(Dataset records begins)

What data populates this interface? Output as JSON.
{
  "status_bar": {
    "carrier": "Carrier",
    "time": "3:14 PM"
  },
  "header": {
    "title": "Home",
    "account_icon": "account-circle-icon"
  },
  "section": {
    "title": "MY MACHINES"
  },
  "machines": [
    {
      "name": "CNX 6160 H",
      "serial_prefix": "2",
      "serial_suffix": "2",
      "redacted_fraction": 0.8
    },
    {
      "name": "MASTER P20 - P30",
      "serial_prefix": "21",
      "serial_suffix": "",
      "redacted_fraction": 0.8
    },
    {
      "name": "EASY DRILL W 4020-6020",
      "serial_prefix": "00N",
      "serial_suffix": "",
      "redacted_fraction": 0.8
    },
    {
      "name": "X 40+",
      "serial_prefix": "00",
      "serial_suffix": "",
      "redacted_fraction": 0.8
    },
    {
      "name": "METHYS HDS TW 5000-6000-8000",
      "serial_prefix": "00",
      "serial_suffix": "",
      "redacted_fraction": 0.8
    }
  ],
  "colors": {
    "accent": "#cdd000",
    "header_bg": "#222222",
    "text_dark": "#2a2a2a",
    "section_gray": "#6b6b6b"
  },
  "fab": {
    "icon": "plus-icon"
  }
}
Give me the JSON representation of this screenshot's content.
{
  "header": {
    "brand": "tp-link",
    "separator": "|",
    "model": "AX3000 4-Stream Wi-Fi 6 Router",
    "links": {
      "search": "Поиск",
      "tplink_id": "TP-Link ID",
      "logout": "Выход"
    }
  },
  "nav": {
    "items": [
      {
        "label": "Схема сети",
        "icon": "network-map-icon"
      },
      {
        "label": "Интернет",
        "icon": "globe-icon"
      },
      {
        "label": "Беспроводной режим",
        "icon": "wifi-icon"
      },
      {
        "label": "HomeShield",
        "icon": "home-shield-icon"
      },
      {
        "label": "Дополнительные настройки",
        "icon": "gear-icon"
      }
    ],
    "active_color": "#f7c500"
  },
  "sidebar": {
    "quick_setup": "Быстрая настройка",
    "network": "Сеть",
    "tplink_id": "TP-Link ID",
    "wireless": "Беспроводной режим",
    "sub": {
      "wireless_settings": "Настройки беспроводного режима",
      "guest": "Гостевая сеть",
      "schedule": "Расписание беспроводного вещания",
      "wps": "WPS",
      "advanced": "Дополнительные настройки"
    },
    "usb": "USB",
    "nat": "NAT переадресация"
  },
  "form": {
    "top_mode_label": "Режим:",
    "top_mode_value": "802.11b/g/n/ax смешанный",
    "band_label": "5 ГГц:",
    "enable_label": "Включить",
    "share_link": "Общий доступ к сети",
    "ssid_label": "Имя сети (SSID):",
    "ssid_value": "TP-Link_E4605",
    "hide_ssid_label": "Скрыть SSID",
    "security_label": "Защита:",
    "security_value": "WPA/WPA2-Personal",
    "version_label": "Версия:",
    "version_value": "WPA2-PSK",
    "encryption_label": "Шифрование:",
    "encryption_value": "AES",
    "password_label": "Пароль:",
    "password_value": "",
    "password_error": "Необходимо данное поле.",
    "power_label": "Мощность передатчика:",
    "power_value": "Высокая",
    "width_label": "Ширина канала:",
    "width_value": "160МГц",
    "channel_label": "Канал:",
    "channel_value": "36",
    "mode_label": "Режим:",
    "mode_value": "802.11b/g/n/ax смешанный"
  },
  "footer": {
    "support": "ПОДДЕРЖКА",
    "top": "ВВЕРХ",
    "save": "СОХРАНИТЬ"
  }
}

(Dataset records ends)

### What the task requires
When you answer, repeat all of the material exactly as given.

### Exercise response
What data populates this interface? Output as JSON.
{
  "status_bar": {
    "carrier": "Carrier",
    "time": "3:14 PM"
  },
  "header": {
    "title": "Home",
    "account_icon": "account-circle-icon"
  },
  "section": {
    "title": "MY MACHINES"
  },
  "machines": [
    {
      "name": "CNX 6160 H",
      "serial_prefix": "2",
      "serial_suffix": "2",
      "redacted_fraction": 0.8
    },
    {
      "name": "MASTER P20 - P30",
      "serial_prefix": "21",
      "serial_suffix": "",
      "redacted_fraction": 0.8
    },
    {
      "name": "EASY DRILL W 4020-6020",
      "serial_prefix": "00N",
      "serial_suffix": "",
      "redacted_fraction": 0.8
    },
    {
      "name": "X 40+",
      "serial_prefix": "00",
      "serial_suffix": "",
      "redacted_fraction": 0.8
    },
    {
      "name": "METHYS HDS TW 5000-6000-8000",
      "serial_prefix": "00",
      "serial_suffix": "",
      "redacted_fraction": 0.8
    }
  ],
  "colors": {
    "accent": "#cdd000",
    "header_bg": "#222222",
    "text_dark": "#2a2a2a",
    "section_gray": "#6b6b6b"
  },
  "fab": {
    "icon": "plus-icon"
  }
}
Give me the JSON representation of this screenshot's content.
{
  "header": {
    "brand": "tp-link",
    "separator": "|",
    "model": "AX3000 4-Stream Wi-Fi 6 Router",
    "links": {
      "search": "Поиск",
      "tplink_id": "TP-Link ID",
      "logout": "Выход"
    }
  },
  "nav": {
    "items": [
      {
        "label": "Схема сети",
        "icon": "network-map-icon"
      },
      {
        "label": "Интернет",
        "icon": "globe-icon"
      },
      {
        "label": "Беспроводной режим",
        "icon": "wifi-icon"
      },
      {
        "label": "HomeShield",
        "icon": "home-shield-icon"
      },
      {
        "label": "Дополнительные настройки",
        "icon": "gear-icon"
      }
    ],
    "active_color": "#f7c500"
  },
  "sidebar": {
    "quick_setup": "Быстрая настройка",
    "network": "Сеть",
    "tplink_id": "TP-Link ID",
    "wireless": "Беспроводной режим",
    "sub": {
      "wireless_settings": "Настройки беспроводного режима",
      "guest": "Гостевая сеть",
      "schedule": "Расписание беспроводного вещания",
      "wps": "WPS",
      "advanced": "Дополнительные настройки"
    },
    "usb": "USB",
    "nat": "NAT переадресация"
  },
  "form": {
    "top_mode_label": "Режим:",
    "top_mode_value": "802.11b/g/n/ax смешанный",
    "band_label": "5 ГГц:",
    "enable_label": "Включить",
    "share_link": "Общий доступ к сети",
    "ssid_label": "Имя сети (SSID):",
    "ssid_value": "TP-Link_E4605",
    "hide_ssid_label": "Скрыть SSID",
    "security_label": "Защита:",
    "security_value": "WPA/WPA2-Personal",
    "version_label": "Версия:",
    "version_value": "WPA2-PSK",
    "encryption_label": "Шифрование:",
    "encryption_value": "AES",
    "password_label": "Пароль:",
    "password_value": "",
    "password_error": "Необходимо данное поле.",
    "power_label": "Мощность передатчика:",
    "power_value": "Высокая",
    "width_label": "Ширина канала:",
    "width_value": "160МГц",
    "channel_label": "Канал:",
    "channel_value": "36",
    "mode_label": "Режим:",
    "mode_value": "802.11b/g/n/ax смешанный"
  },
  "footer": {
    "support": "ПОДДЕРЖКА",
    "top": "ВВЕРХ",
    "save": "СОХРАНИТЬ"
  }
}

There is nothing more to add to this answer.